Kullab = Kolob?

APPENDIX 1

    Kullab was the name of one of the districts in the ancient Mesopotamian city of Uruk. Originally, it had been a city on its own, dating back to the period known as the Ubaid 1 or the Eridu period, roughly 5400-4700 BC. Eventually, Kullab merged with a neighboring city to form the larger city later known as Uruk. The two original cities became the districts of Eanna and Anu, known as such because they were built around temples dedicated to Inanna 1 and Anu 2 (or AN) respectively. The latter district was the one which had originally been Kullab, and its devotion to Anu is significant, because Anu (the Akkadian name) or AN (the original Sumerian name) was the chief god of heaven. Thus we see there was a tradition of the chief deity of heaven being connected to a place named Kullab, which sounds suspiciously like the name Kolob, which, according to the Abraham 3:2-18, is the place where God (Elohim) resides. To be more precise, Kolob is said to be nearest to God, and that information is also intriguing, because a word for near in Hebrew is qarob, and since there is an interchange between the consonants “l” and “r” in Semitic languages, kolob could easily have been a word with the original meaning of near.
    In terms of the possible significance of Uruk for Jeremiah (if that is indeed the name which appears in Jeremiah 15:15), it is possible that some light can be shed on that question by mentioning Nabonidus, 3 the last king of Babylon, who ruled during the middle of the 6th century BC, just after the time of Jeremiah. According to Ball (2001:89), transferred the name of Uruk to Edessa (in northern Mesopotamia), thus founding a new Uruk, because the old one (in southern Mesopotamia) had been lost to the Persians. This indicates that the name of Uruk still carried some special significance (probably because of its ancient cultic connections) during the 6th century BC, and that may have been a cultural phenomenon among the Babylonians even during Jeremiah's time. Therefore, it is conceivable that some of the Babylonians used the name Uruk to wistfully refer to their own country in a way that called its rich cultic history to mind, and that Jeremiah borrowed that term – perhaps even sarcastically – to beg the Lord not to send him there.

Footnotes

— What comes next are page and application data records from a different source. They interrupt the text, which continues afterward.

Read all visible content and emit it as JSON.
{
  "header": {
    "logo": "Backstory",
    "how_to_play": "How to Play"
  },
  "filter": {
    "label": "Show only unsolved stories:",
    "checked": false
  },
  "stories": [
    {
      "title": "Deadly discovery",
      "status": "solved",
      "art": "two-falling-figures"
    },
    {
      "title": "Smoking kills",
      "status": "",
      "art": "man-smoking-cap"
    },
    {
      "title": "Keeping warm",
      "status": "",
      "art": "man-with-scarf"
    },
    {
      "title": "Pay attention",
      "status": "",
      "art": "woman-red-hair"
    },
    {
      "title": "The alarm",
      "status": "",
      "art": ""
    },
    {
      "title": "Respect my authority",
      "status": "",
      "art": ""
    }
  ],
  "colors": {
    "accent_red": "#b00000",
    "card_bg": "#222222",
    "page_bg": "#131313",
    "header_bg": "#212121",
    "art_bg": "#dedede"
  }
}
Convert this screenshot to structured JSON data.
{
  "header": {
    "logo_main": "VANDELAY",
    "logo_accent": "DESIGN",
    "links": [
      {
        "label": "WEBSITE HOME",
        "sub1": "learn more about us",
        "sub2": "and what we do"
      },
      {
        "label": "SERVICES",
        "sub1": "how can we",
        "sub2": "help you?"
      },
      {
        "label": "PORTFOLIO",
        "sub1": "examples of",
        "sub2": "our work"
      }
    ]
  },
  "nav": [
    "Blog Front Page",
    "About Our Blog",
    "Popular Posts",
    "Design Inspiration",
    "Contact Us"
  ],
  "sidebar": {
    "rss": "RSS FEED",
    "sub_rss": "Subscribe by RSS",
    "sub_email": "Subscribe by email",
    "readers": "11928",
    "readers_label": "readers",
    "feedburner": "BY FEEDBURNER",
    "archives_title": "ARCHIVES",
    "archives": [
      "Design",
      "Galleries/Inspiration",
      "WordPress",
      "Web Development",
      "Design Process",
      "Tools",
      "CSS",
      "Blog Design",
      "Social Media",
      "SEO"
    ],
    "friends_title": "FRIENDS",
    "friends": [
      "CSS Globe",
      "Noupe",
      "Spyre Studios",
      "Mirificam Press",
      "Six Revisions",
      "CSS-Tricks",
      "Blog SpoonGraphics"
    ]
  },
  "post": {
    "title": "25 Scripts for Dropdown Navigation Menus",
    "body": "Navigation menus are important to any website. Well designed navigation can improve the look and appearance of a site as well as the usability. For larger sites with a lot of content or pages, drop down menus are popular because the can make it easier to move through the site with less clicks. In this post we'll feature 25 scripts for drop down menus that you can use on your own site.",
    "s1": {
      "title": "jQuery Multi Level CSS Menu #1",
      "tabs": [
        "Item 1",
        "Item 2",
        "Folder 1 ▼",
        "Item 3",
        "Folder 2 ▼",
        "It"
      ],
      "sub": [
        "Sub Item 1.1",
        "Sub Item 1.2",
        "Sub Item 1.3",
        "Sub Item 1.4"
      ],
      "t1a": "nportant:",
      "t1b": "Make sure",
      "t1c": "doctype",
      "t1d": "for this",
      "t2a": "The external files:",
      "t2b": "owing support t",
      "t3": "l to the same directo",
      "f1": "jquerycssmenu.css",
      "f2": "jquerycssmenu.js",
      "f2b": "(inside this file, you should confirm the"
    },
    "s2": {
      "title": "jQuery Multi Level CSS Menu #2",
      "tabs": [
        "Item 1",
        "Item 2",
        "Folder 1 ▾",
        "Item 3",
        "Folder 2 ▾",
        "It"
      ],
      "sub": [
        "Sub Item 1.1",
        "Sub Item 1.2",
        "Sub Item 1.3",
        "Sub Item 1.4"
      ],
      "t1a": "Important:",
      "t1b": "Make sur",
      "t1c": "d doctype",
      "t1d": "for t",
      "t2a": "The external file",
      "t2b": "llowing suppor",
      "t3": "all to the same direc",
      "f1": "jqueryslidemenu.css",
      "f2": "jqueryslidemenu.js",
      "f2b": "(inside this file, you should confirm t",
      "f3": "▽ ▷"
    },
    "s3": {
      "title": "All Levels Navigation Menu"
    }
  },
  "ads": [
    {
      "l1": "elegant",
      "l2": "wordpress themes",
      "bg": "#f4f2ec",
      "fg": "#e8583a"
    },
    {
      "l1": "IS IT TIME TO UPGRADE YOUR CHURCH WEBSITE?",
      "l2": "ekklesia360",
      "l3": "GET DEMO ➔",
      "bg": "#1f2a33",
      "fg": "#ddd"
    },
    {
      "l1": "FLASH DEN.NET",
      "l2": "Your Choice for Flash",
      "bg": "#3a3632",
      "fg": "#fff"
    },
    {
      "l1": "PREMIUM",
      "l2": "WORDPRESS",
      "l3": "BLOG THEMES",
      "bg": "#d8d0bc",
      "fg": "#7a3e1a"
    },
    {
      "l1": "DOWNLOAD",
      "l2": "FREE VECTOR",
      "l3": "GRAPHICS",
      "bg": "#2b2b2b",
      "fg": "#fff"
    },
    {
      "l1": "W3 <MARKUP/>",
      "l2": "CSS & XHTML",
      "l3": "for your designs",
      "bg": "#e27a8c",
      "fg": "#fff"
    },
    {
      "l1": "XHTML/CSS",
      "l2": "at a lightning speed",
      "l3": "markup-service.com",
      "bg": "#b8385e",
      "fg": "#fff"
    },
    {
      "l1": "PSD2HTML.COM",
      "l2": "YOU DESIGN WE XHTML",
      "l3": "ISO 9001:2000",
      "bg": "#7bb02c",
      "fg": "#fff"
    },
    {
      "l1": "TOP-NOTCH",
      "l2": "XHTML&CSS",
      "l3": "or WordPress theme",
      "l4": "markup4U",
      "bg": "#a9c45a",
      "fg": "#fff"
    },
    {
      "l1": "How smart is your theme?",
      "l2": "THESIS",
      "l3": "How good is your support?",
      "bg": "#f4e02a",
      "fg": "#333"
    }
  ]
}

1. Inanna was a great Sumerian goddess, and perhaps even the “Queen of Heaven” who was later worshiped by apostate Israelites in come cases. The E-anna, her temple, means literally “house of heaven.”
2. AN (Anu in Akkadian) was the Sumerian name for the great, primeval father-god.
3. His son, Belshazzar, is mentioned in the book of Daniel.